This is especially notable because the Trump administration recently undid government restrictions on distributing the blueprints online. Though the federal government had been fighting to maintain the ban in court, it changed its tune and reached a settlement allowing the plaintiff to post plans for 3-D printed guns. Despite his own administration being instrumental in allowing the sale of the plans, Trump seemed to question the sale, assuring that he'd already consulted the National Rifle Association.
The 3-D printing of guns poses a widespread threat to the public because anyone with access to a 3-D printer can distribute guns with no regulation. The guns also don't have serial numbers, making them virtually impossible to trace. Because the metal firing ring is the only part that isn't plastic, they're easy to slip through a metal detector as well.
The plaintiff with whom the Trump administration settled the case allowing the sale of the prints was Cody Wilson, who's posted demonstrations of the 3-D printed guns manufactured by his company, Defense Distributed.
Lawmakers and gun safety organizations were aghast that Trump seemed unaware his administration helped allow Defense Distributed to sell plans for 3-D printed guns, and by the fact that Trump was consulting a virulently pro-gun organization on how to proceed with the policy.
Celebrities and concerned citizens weighed in as well, without mincing words.
While many are shocked that such a reckless policy could ever gain so much ground, virtually no one is surprised that Trump is consulting the NRA. There's a good reason for that.
In 2016, the National Rifle Association spent over 30 million dollars on Trump's election alone. That's more than the organization spent on all races (not just presidential) in 2008 and 2012 combined.
As a result, Trump's deference to the National Rifle Association has been one of the president's few consistencies, often disguising his devotion to the organization as a passion for the Second Amendment, with statements like the one he made last year, when he was the first sitting president to address the NRA at the National Rifle Association Leadership Conference:
But we have news that you’ve been waiting for for a long time: The eight-year assault on your Second Amendment freedoms has come to a crashing end. You have a true friend and champion in the White House.
During the 2016 campaign, Trump also encouraged gun violence against his opponent Hillary Clinton:
If she gets to pick her judges, nothing you can do, folks Although the Second Amendment people — maybe there is, I don’t know.

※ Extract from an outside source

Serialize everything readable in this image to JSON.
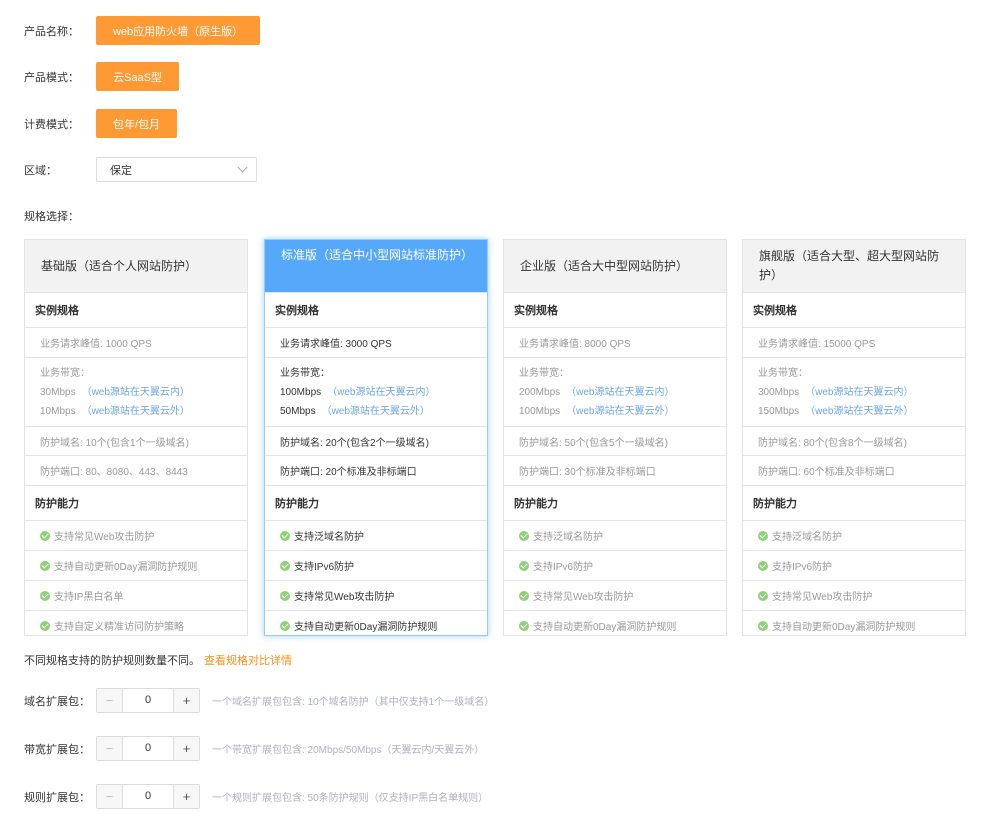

Trump has ceaselessly made his devotion to the NRA apparent, but many still find it shocking that he's willing to support a policy that could easily undermine every gun safety law in place and exacerbate the already stratospheric amount of mass shootings occurring in the United States.